But Thomsen’s view is that the Greeks “are not even getting close [to coming] around to accept[ing] our views.” Velkouleskou argues that “if [the Greek government] get pressured enough, they would… But they don’t have any incentive and they know that the Commission is willing to compromise, so that is the problem.”
Velkouleskou: “We went into this negotiation with the wrong strategy, because we negotiated with the Commission a minimal position and we cannot go further [whereas] the Commission is just starting from this one and is willing to go much further. So, that is the problem. We didn’t negotiate with the Commission and then put to the Greeks something much worse, we put to the Greeks the minimum that we were willing to consider and now the Greeks are saying [that] we are not negotiating.”
While the Commission insists on a Primary Government Budget Surplus (total tax minus all government expenditure excluding debt repayments) of 3.5%; the IMF thinks that this target should be set at 1.5% of GDP. As Thomsen puts it, “if [Greece] come around to give us 2.5% [of GDP in tax hikes and pension-wage-benefits cuts]… we should be fully behind them.” — meaning that the IMF would, in exchange for this fresh austerity package, support the reduction of the Primary Surplus Target imposed upon them from the 3.5% that the European Commission insists on to 1.5%.
These targets are described as “very crucial” to the IMF. The IMF officials ask Thomsen “to reinforce the message about the agreement on the 2.5%, because that is not permeating and it is not sinking very well with the Commission.”
At one point, Velkouleskou refers to an unusual solution: to split the problem into two programs with two different targets: “The question is whether [the Europeans] could accept the medium term targets of the Commission, for the purposes of the program, and our targets for the purposes of debt relief.” Thomsen further explains that “They essentially need to agree to make our targets the baseline and then have something in that they hope that will overperform. But if they don’t, they will still disburse.”

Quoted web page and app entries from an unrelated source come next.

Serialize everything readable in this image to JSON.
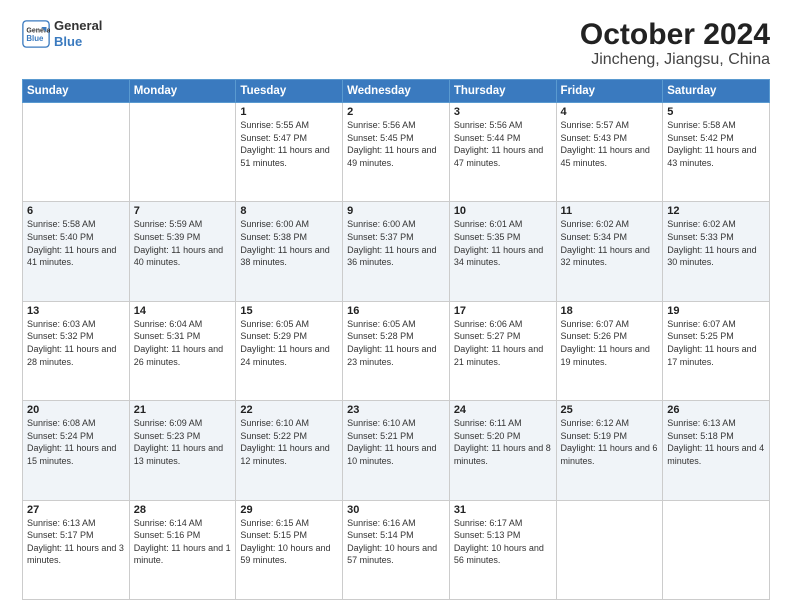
{
  "logo": {
    "line1": "General",
    "line2": "Blue"
  },
  "title": "October 2024",
  "subtitle": "Jincheng, Jiangsu, China",
  "days_header": [
    "Sunday",
    "Monday",
    "Tuesday",
    "Wednesday",
    "Thursday",
    "Friday",
    "Saturday"
  ],
  "weeks": [
    [
      {
        "num": "",
        "info": ""
      },
      {
        "num": "",
        "info": ""
      },
      {
        "num": "1",
        "info": "Sunrise: 5:55 AM\nSunset: 5:47 PM\nDaylight: 11 hours and 51 minutes."
      },
      {
        "num": "2",
        "info": "Sunrise: 5:56 AM\nSunset: 5:45 PM\nDaylight: 11 hours and 49 minutes."
      },
      {
        "num": "3",
        "info": "Sunrise: 5:56 AM\nSunset: 5:44 PM\nDaylight: 11 hours and 47 minutes."
      },
      {
        "num": "4",
        "info": "Sunrise: 5:57 AM\nSunset: 5:43 PM\nDaylight: 11 hours and 45 minutes."
      },
      {
        "num": "5",
        "info": "Sunrise: 5:58 AM\nSunset: 5:42 PM\nDaylight: 11 hours and 43 minutes."
      }
    ],
    [
      {
        "num": "6",
        "info": "Sunrise: 5:58 AM\nSunset: 5:40 PM\nDaylight: 11 hours and 41 minutes."
      },
      {
        "num": "7",
        "info": "Sunrise: 5:59 AM\nSunset: 5:39 PM\nDaylight: 11 hours and 40 minutes."
      },
      {
        "num": "8",
        "info": "Sunrise: 6:00 AM\nSunset: 5:38 PM\nDaylight: 11 hours and 38 minutes."
      },
      {
        "num": "9",
        "info": "Sunrise: 6:00 AM\nSunset: 5:37 PM\nDaylight: 11 hours and 36 minutes."
      },
      {
        "num": "10",
        "info": "Sunrise: 6:01 AM\nSunset: 5:35 PM\nDaylight: 11 hours and 34 minutes."
      },
      {
        "num": "11",
        "info": "Sunrise: 6:02 AM\nSunset: 5:34 PM\nDaylight: 11 hours and 32 minutes."
      },
      {
        "num": "12",
        "info": "Sunrise: 6:02 AM\nSunset: 5:33 PM\nDaylight: 11 hours and 30 minutes."
      }
    ],
    [
      {
        "num": "13",
        "info": "Sunrise: 6:03 AM\nSunset: 5:32 PM\nDaylight: 11 hours and 28 minutes."
      },
      {
        "num": "14",
        "info": "Sunrise: 6:04 AM\nSunset: 5:31 PM\nDaylight: 11 hours and 26 minutes."
      },
      {
        "num": "15",
        "info": "Sunrise: 6:05 AM\nSunset: 5:29 PM\nDaylight: 11 hours and 24 minutes."
      },
      {
        "num": "16",
        "info": "Sunrise: 6:05 AM\nSunset: 5:28 PM\nDaylight: 11 hours and 23 minutes."
      },
      {
        "num": "17",
        "info": "Sunrise: 6:06 AM\nSunset: 5:27 PM\nDaylight: 11 hours and 21 minutes."
      },
      {
        "num": "18",
        "info": "Sunrise: 6:07 AM\nSunset: 5:26 PM\nDaylight: 11 hours and 19 minutes."
      },
      {
        "num": "19",
        "info": "Sunrise: 6:07 AM\nSunset: 5:25 PM\nDaylight: 11 hours and 17 minutes."
      }
    ],
    [
      {
        "num": "20",
        "info": "Sunrise: 6:08 AM\nSunset: 5:24 PM\nDaylight: 11 hours and 15 minutes."
      },
      {
        "num": "21",
        "info": "Sunrise: 6:09 AM\nSunset: 5:23 PM\nDaylight: 11 hours and 13 minutes."
      },
      {
        "num": "22",
        "info": "Sunrise: 6:10 AM\nSunset: 5:22 PM\nDaylight: 11 hours and 12 minutes."
      },
      {
        "num": "23",
        "info": "Sunrise: 6:10 AM\nSunset: 5:21 PM\nDaylight: 11 hours and 10 minutes."
      },
      {
        "num": "24",
        "info": "Sunrise: 6:11 AM\nSunset: 5:20 PM\nDaylight: 11 hours and 8 minutes."
      },
      {
        "num": "25",
        "info": "Sunrise: 6:12 AM\nSunset: 5:19 PM\nDaylight: 11 hours and 6 minutes."
      },
      {
        "num": "26",
        "info": "Sunrise: 6:13 AM\nSunset: 5:18 PM\nDaylight: 11 hours and 4 minutes."
      }
    ],
    [
      {
        "num": "27",
        "info": "Sunrise: 6:13 AM\nSunset: 5:17 PM\nDaylight: 11 hours and 3 minutes."
      },
      {
        "num": "28",
        "info": "Sunrise: 6:14 AM\nSunset: 5:16 PM\nDaylight: 11 hours and 1 minute."
      },
      {
        "num": "29",
        "info": "Sunrise: 6:15 AM\nSunset: 5:15 PM\nDaylight: 10 hours and 59 minutes."
      },
      {
        "num": "30",
        "info": "Sunrise: 6:16 AM\nSunset: 5:14 PM\nDaylight: 10 hours and 57 minutes."
      },
      {
        "num": "31",
        "info": "Sunrise: 6:17 AM\nSunset: 5:13 PM\nDaylight: 10 hours and 56 minutes."
      },
      {
        "num": "",
        "info": ""
      },
      {
        "num": "",
        "info": ""
      }
    ]
  ]
}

The EWG [Euro Working Group] needs to “take a stand on whether they believe our projections or the Commission’s projections.” The IMF’s growth projections are the exact opposite of the Commission’s. The Commission projects a GDP growth of 0.5%, and the IMF a GDP decline of 0.5% (even if Greece accepts all the measures imposed by the IMF).